**Brief**
Among these entries, how many lines contain "icon"? Say the number and nothing else.

**Data records for software interfaces**
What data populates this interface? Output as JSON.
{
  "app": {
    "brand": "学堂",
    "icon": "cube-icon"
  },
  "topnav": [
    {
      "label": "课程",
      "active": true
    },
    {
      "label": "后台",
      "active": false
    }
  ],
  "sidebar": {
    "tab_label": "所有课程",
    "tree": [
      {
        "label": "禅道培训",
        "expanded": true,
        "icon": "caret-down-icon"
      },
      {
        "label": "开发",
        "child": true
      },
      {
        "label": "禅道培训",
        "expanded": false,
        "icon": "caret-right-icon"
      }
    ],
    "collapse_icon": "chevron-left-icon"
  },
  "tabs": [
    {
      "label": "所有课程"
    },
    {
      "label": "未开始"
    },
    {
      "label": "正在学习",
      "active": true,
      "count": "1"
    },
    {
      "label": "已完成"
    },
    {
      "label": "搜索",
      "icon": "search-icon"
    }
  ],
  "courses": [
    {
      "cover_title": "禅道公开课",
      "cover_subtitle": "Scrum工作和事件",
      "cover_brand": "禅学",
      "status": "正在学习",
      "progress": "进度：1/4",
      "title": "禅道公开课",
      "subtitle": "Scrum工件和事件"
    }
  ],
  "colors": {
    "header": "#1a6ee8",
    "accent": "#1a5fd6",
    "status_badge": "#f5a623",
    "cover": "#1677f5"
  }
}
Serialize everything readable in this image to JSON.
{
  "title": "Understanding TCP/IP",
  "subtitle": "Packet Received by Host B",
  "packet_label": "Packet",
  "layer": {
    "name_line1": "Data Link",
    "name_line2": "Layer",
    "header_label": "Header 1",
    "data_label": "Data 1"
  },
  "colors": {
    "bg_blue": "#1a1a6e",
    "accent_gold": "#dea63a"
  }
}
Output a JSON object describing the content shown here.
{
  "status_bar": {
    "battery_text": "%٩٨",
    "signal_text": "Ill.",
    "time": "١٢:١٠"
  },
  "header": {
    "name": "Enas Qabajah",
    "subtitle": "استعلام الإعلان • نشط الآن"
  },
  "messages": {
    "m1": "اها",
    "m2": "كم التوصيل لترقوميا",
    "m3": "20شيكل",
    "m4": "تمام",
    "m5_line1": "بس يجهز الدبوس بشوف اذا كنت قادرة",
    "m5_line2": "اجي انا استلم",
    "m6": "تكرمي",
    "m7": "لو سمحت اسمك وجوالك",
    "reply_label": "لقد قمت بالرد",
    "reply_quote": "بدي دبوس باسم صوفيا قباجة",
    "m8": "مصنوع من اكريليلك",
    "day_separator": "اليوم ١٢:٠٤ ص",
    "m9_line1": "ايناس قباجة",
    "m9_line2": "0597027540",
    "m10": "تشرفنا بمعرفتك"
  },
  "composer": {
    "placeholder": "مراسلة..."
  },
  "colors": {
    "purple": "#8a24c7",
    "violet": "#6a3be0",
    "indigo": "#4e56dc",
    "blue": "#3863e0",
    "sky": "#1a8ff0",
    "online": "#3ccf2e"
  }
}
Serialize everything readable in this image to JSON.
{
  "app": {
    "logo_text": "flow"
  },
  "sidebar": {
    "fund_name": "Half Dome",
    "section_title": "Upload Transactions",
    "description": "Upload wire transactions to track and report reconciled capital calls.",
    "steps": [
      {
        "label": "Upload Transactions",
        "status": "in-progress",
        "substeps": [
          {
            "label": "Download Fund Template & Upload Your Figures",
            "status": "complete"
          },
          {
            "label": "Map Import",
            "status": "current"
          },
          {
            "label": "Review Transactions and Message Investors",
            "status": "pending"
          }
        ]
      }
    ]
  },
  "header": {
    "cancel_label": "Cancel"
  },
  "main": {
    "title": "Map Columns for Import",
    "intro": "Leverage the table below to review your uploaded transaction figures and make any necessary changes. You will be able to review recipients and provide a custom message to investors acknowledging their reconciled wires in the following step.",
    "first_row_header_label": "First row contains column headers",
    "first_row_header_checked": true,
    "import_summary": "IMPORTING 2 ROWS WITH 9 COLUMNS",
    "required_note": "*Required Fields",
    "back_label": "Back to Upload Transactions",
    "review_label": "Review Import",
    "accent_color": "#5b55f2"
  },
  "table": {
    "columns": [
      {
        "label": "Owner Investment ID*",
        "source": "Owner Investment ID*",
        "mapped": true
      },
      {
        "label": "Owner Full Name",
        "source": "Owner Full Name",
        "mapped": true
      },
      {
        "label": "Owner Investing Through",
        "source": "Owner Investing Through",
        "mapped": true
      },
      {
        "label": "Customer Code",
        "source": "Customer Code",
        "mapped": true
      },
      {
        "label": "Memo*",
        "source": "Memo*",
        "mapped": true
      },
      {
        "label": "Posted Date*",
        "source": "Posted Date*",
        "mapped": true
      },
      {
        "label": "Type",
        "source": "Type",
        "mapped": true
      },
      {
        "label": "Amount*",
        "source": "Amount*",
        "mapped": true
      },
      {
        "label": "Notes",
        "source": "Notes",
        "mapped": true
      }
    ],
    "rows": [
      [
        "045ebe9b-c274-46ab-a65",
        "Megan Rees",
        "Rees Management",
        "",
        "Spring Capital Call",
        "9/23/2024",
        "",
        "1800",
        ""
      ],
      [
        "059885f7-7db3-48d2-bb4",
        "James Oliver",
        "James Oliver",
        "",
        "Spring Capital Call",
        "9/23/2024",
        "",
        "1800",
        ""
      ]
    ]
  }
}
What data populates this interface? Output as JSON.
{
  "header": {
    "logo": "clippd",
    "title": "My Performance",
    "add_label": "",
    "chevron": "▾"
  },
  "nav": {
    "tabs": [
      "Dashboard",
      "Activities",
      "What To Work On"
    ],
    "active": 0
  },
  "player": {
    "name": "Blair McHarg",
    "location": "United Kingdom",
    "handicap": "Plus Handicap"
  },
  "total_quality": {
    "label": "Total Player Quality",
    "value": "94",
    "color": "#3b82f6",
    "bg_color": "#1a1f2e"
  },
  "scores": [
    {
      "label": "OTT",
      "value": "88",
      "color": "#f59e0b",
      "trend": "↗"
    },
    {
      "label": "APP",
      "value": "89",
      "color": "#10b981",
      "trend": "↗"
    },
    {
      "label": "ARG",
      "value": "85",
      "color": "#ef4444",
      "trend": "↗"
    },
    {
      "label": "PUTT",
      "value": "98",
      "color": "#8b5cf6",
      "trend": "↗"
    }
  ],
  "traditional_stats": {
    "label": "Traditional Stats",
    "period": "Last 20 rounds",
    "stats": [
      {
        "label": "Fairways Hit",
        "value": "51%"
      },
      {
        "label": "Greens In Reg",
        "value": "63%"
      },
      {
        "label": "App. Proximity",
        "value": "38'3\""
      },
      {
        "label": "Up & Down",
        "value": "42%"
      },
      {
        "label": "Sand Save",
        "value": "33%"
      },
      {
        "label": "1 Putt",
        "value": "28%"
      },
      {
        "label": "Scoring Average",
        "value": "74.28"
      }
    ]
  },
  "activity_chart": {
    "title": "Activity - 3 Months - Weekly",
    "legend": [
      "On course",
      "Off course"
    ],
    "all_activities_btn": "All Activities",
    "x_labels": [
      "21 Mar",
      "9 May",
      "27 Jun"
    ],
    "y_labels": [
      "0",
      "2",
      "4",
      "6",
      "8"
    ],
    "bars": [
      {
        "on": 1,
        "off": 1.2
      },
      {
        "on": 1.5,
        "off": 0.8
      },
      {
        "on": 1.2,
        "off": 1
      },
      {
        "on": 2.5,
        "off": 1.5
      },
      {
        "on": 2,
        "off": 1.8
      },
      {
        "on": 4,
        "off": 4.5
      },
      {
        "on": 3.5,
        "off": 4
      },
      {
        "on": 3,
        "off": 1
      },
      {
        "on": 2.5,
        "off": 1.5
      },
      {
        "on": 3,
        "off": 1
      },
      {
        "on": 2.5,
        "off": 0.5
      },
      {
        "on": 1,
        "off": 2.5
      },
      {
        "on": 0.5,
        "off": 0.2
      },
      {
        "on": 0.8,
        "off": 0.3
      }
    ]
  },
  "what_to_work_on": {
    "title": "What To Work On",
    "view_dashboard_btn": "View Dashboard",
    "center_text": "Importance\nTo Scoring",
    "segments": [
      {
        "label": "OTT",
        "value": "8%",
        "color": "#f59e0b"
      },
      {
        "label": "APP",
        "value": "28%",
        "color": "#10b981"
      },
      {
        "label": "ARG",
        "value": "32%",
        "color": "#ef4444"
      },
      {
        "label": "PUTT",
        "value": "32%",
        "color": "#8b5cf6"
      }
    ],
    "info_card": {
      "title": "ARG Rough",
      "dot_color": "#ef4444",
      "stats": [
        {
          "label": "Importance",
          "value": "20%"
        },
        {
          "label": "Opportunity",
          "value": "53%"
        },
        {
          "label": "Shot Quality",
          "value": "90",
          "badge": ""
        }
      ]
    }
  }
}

**The completed task**
5